U.S. households increasingly are making retirement investment decisions on their own, often placing nest-egg balances in different types of accounts at multiple institutions. And a huge chunk of that money has gone into everyday banking products.
Our research at Novantas indicates that at the end of 2008 households held roughly $8.6 trillion of retirement balances in certificates of deposit, money market deposit accounts, money market mutual funds and other types of retail savings and investment accounts. It is money that came into the industry through individual product purchases, usually with no signal that it is earmarked for retirement.
One handicap for banks is that customer interaction with this "shadow retirement market" often is limited to fulfilling transactions. There's precious little customer dialogue when the bank is serving self-directed retirement investors, and scant insight into how these products fit with overall household retirement plans and goals.
Within a typical retail bank CD portfolio, it is not uncommon to find that from half to three-fourths of all balances are retirement-earmarked funds from single-account household relationships. That spells exposure as a recovering market presents more compelling investment alternatives, as well as lost opportunity to help households achieve their larger retirement goals.
The upshot is that retail banks have a lot of work to do in reaching out to shadow retirement accountholders in 2010. At a time when households are generally reconsidering their retirement plans in a recovering market, banks cannot confine their role to one-off product sales. Longer-term, theyface huge outflows as baby boomers retire and begin to draw down balances to take care of daily expenses and travel.
One illustration of what's at stake: Our research indicates that in 2008 banks derived revenue of $6.5 billion to $7.5 billion from their shares of sales, advisory and service activities connected with shadow retirement balances held in everyday investment and savings products.
One priority is learning more about the customer base. Compared with "structured product lines" - such as 401(k) plans, individual retirement accounts, pension accounts and annuities - shadow retirement accounts offer far fewer clues about household circumstances and goals.
A thorough investigation can include conversations with customers and branch sales staff, formal customer surveys and database projects that match internal information on accounts with household data gleaned from external sources. Besides identifying priority customer groups, this research helps the bank estimate the scope of CD and savings product balances likely held for retirement purposes.
The second priority is to strengthenties with retirement-oriented customers. Nationally, banks have had mixed results in expanding retail banking relationships to include an investments context. Cross-sell results range from as little as 2% to as high as 20% penetration of the retail customer base, with most banks still hovering well below 10%, according to our research.
One strategy is to broaden the availability of financial planning services in the branch. This can be done by training bankers who can act as focal points for investment-related conversations, help customers with planning and then either fulfill transactions themselves or tap specialized expertise elsewhere within the bank.
By building customer rapport in this way, the bank increases the odds that CD and savings accountholders will consider the bank's own investment offerings when they get ready to shift retirement balances away from everyday banking products.
Marketing plays an important role in the customer outreach as well, but ironically, banks have been woefully absent from marketing campaigns centered on the consumer retirement agenda.

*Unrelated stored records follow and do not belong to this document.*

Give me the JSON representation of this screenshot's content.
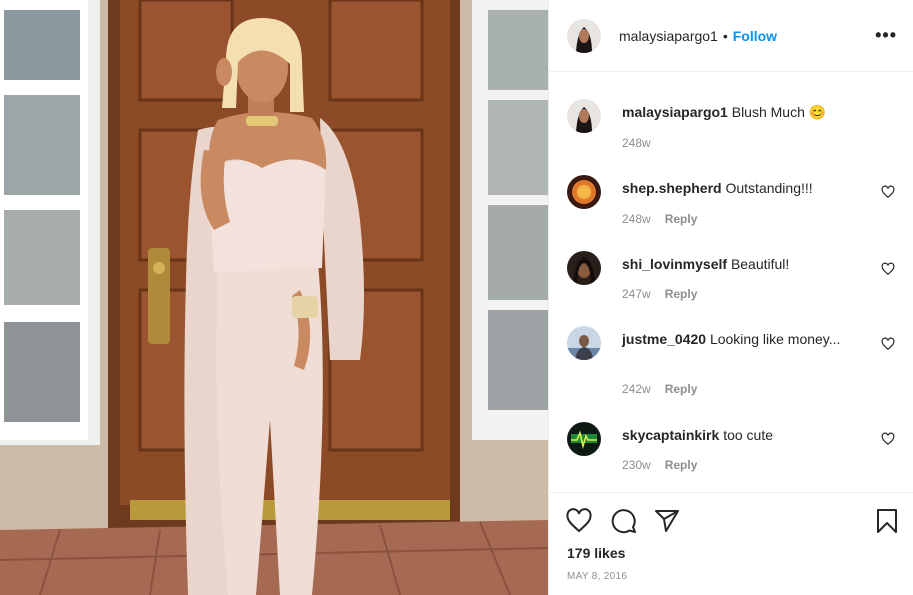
{
  "post": {
    "author": "malaysiapargo1",
    "dot": "•",
    "follow_label": "Follow",
    "more_label": "•••"
  },
  "caption": {
    "user": "malaysiapargo1",
    "text": "Blush Much 😊",
    "time": "248w"
  },
  "comments": [
    {
      "user": "shep.shepherd",
      "text": "Outstanding!!!",
      "time": "248w",
      "reply": "Reply"
    },
    {
      "user": "shi_lovinmyself",
      "text": "Beautiful!",
      "time": "247w",
      "reply": "Reply"
    },
    {
      "user": "justme_0420",
      "text": "Looking like money...",
      "time": "242w",
      "reply": "Reply"
    },
    {
      "user": "skycaptainkirk",
      "text": "too cute",
      "time": "230w",
      "reply": "Reply"
    }
  ],
  "footer": {
    "likes": "179 likes",
    "date": "MAY 8, 2016"
  },
  "icons": {
    "like": "heart-icon",
    "comment": "comment-bubble-icon",
    "share": "paper-plane-icon",
    "save": "bookmark-icon",
    "more": "more-options-icon"
  },
  "colors": {
    "accent": "#0095f6",
    "muted": "#8e8e8e",
    "text": "#262626",
    "border": "#efefef"
  }
}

For example, a two-month review of banks and wealth management company advertisements in The New York Times and The Wall Street Journal revealed that not one bank had placed an ad focused on retirement, while the wealth management companies had published nearly two dozen.
Product innovation is a third priority. If people already are buying CDs for retirement purposes, why not infuse products with investment- and retirement-flavored attributes to win and retain more of their business?
Many banks will need to improve the level of cooperation between their retail banking and wealth management subsidiaries. Often today, these two business lines overly focus on their own product sales - even to the point of open rivalry over customer relationships and commissions - overlooking substantial opportunities to jointly meet larger customer needs.
One East Coast bank created a standing committee, composed of bank and wealth managers, that was charged with creating a joint marketing agenda, including customer programs and goals for both bank and wealth products.
As a starting point, the group focused on single-CD account holders, with the goal of strengthening customer relationships as well asdeveloping retirement-tailored CD products and other investment alternatives, such as fixed and variable annuities. Such programs work best when they target households but alsoinclude small-business proprietors, a lucrative customer segment that interacts heavily with the retail branch network. The committee now meets quarterly to review progress and make course corrections as necessary, and the initiative is supported by a central marketing group that designs the products and produces the customer calling lists and programs.
This level of commitment is amply justified in a market where trillions of retirement dollars have been placed into everyday banking products.